The province of Saskatchewan experienced extreme hardship during the Great Depression of the 1930s. Grasshoppers, hail and drought destroyed millions of acres of wheat. The drought caused massive crop failures, and Saskatchewan became known as a dust bowl. The term “Dirty Thirties” described the prairies, creating pessimistic perceptions and negative stereotypes about life in Saskatchewan. In 1928, the net farming income was $363 million; by 1933, it dropped to $11 million; and by 1937, two-thirds of the farm population of Saskatchewan was destitute. Relief costs for the Saskatchewan government escalated to $62 million, which was higher than its total revenues. At least 250,000 people left the prairie provinces between 1931 and 1941. While the federal and provincial governments struggled to address the desperate conditions of poverty and unemployment in Saskatchewan, aid came from across the country. Media accounts alerted the rest of Canada to the hardships faced by farmers: photographs of massive dust storms, huge Russian thistles, and the bleached bones of Saskatchewan cows dominated Canadian newspapers.
Local Girl Guide and Boy Scout organizations helped Winnipeg citizens collect clothing to send to Saskatchewan; carloads of cheese and codfish were shipped to the province from the east coast by rail car; canned goods arrived from Niagara Falls and Aylmer, Ontario; carloads of canned milk, apples, turnips, and fish were sent from the Maritimes. The federal government ordered 100 railway cars filled with fruit from the Annapolis Valley, and 35 cars of fish from Halifax were sent to Saskatchewan communities. Newspapers carried human-interest stories about the generosity of Canadian citizens; journalists compared the arrival of the goods in rural communities to being like Christmas for the families. Almost every community received one or more railway cars of food through government relief schemes, the churches, and volunteer donations. Of great interest to the Canadian public were the photographs and descriptions of conveyances used to collect the supplies from the railway stations: “Bennett Buggies,” baby buggies, old cars, wheelbarrows, wagons - anything that could be started, rolled, or pushed delivered goods to the homes of over 1,000 Saskatchewan families.

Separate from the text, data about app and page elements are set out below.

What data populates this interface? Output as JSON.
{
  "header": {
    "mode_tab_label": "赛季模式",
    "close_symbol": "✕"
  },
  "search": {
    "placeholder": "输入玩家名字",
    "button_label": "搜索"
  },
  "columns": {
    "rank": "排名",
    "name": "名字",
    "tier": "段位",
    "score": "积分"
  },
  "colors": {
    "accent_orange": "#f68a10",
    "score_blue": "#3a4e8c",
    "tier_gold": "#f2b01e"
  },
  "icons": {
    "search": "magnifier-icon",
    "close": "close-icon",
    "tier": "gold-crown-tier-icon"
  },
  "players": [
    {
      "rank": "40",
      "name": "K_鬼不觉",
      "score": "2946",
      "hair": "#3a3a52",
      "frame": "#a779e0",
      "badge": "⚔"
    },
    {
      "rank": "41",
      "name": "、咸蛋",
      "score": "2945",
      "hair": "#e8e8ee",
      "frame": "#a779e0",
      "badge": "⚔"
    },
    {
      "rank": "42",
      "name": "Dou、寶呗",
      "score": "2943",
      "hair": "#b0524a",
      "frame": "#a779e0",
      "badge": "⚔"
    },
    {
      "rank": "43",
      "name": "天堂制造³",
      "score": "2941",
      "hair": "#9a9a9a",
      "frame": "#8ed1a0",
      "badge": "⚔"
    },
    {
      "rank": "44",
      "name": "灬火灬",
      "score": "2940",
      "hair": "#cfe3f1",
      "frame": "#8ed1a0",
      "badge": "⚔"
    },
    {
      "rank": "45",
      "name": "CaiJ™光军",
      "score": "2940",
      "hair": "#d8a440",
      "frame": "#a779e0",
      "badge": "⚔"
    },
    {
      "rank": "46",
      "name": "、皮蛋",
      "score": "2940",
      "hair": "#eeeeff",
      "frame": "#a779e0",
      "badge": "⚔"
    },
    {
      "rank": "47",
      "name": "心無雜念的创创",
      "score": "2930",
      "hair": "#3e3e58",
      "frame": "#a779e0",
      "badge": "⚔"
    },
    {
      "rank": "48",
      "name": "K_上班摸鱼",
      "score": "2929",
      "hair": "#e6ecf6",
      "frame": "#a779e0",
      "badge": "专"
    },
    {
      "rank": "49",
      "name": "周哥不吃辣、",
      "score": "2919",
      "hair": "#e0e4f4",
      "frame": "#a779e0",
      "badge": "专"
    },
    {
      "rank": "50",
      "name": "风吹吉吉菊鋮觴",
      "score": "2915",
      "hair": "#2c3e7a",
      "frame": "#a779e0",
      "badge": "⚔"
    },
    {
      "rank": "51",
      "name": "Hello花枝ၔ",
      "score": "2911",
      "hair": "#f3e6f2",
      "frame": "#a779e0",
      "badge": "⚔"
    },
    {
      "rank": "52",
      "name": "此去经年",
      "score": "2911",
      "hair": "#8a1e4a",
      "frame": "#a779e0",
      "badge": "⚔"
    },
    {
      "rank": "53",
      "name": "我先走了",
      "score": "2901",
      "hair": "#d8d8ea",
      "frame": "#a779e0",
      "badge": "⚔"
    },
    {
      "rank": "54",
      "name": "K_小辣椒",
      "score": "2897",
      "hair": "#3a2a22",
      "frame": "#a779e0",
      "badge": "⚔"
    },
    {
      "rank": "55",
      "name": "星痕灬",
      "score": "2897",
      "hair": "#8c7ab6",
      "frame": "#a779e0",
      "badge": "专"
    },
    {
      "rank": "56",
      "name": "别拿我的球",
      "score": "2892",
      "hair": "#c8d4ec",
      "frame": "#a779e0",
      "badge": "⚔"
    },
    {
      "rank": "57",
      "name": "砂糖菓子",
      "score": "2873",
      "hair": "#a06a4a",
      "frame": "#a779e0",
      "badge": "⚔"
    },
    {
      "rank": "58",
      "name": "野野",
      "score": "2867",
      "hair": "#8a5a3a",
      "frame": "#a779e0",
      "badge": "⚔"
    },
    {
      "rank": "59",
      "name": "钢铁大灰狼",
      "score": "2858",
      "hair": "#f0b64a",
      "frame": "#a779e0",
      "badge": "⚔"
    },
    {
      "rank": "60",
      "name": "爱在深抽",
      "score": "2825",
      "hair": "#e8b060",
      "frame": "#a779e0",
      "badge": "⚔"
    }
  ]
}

The Royal Commission on Dominion-Provincial Relations stated that although the Great Depression caused severe repercussions for each province, the conditions were the most disastrous in Saskatchewan, which was described as the most economically vulnerable area in Canada. It indicated that the Dominion of Canada was responsible for not protecting farmers during the financial conditions that led to the Stock Market crash in 1929, as the drop in demand for Canadian grain and other products had devastated the economy of Saskatchewan. Lack of trade with the rest of the Western world greatly affected Saskatchewan's export-oriented economy. The Canadian government asked for a reciprocity arrangement with the United States, only to be met with higher trade tariffs as the American government imposed barriers to protect its own economy. While the federal government attempted to salvage national and international relationships in the aftermath of the Depression, individuals and communities in Saskatchewan demanded a stronger voice in the political issues that most concerned them.

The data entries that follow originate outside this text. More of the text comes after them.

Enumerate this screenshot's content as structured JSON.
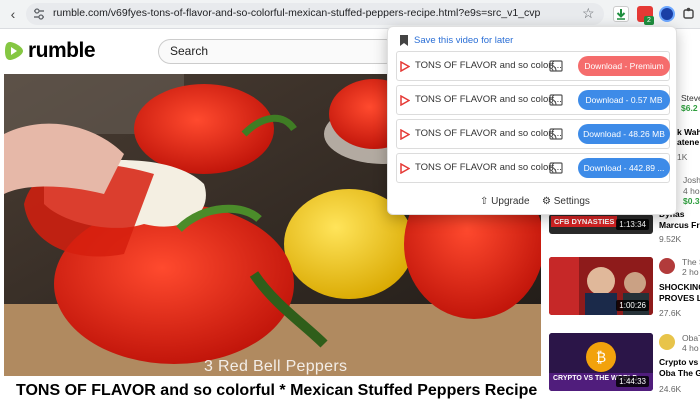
{
  "browser": {
    "url": "rumble.com/v69fyes-tons-of-flavor-and-so-colorful-mexican-stuffed-peppers-recipe.html?e9s=src_v1_cvp",
    "extension_badge": "2"
  },
  "site": {
    "logo": "rumble",
    "search_placeholder": "Search"
  },
  "video": {
    "caption": "3 Red Bell Peppers",
    "title": "TONS OF FLAVOR and so colorful * Mexican Stuffed Peppers Recipe"
  },
  "popup": {
    "save_label": "Save this video for later",
    "rows": [
      {
        "title": "TONS OF FLAVOR and so colorf...",
        "button": "Download - Premium"
      },
      {
        "title": "TONS OF FLAVOR and so colorf...",
        "button": "Download - 0.57 MB"
      },
      {
        "title": "TONS OF FLAVOR and so colorf...",
        "button": "Download - 48.26 MB"
      },
      {
        "title": "TONS OF FLAVOR and so colorf...",
        "button": "Download - 442.89 ..."
      }
    ],
    "upgrade_label": "Upgrade",
    "settings_label": "Settings"
  },
  "sidebar": {
    "partial_top": [
      {
        "line1": "Steve",
        "line2": "$6.2"
      },
      {
        "line1": "k Wahl",
        "line2": "atene"
      },
      {
        "line1": "1K",
        "line2": ""
      },
      {
        "line1": "Josh",
        "line2": "4 ho"
      },
      {
        "line1": "$0.3",
        "line2": ""
      }
    ],
    "videos": [
      {
        "thumb_text": "CFB DYNASTIES",
        "duration": "1:13:34",
        "title1": "Dynas",
        "title2": "Marcus Fr",
        "views": "9.52K"
      },
      {
        "thumb_text": "",
        "duration": "1:00:26",
        "channel": "The S",
        "age": "2 ho",
        "title1": "SHOCKING",
        "title2": "PROVES L",
        "views": "27.6K"
      },
      {
        "thumb_text": "CRYPTO VS THE WORLD",
        "duration": "1:44:33",
        "channel": "ObaT",
        "age": "4 ho",
        "title1": "Crypto vs",
        "title2": "Oba The G",
        "views": "24.6K"
      }
    ]
  }
}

The Great Depression altered the way westerners viewed the federal and provincial governments, and in the late 1930s the Co-operative Commonwealth Federation (CCF) became a prominent “voice of the people” in Saskatchewan. It insisted on protection for the family farm, supported organized labour, and demanded insurance programs to cover illness, old age, accidents, and unemployment. The CCF believed that the whole of society should benefit from economic gain, rather than the few interests which controlled the capitalist system. In its Regina Manifesto, the CCF demanded equal opportunity for all citizens, basic level of services, and equal access to the market place. Its subsequent representation in Saskatchewan and in Ottawa gave rise to political change in Canada: at least for the time being, all provinces and municipalities without economic sustainability expected that federal and provincial governments would help them cope with economic hardships.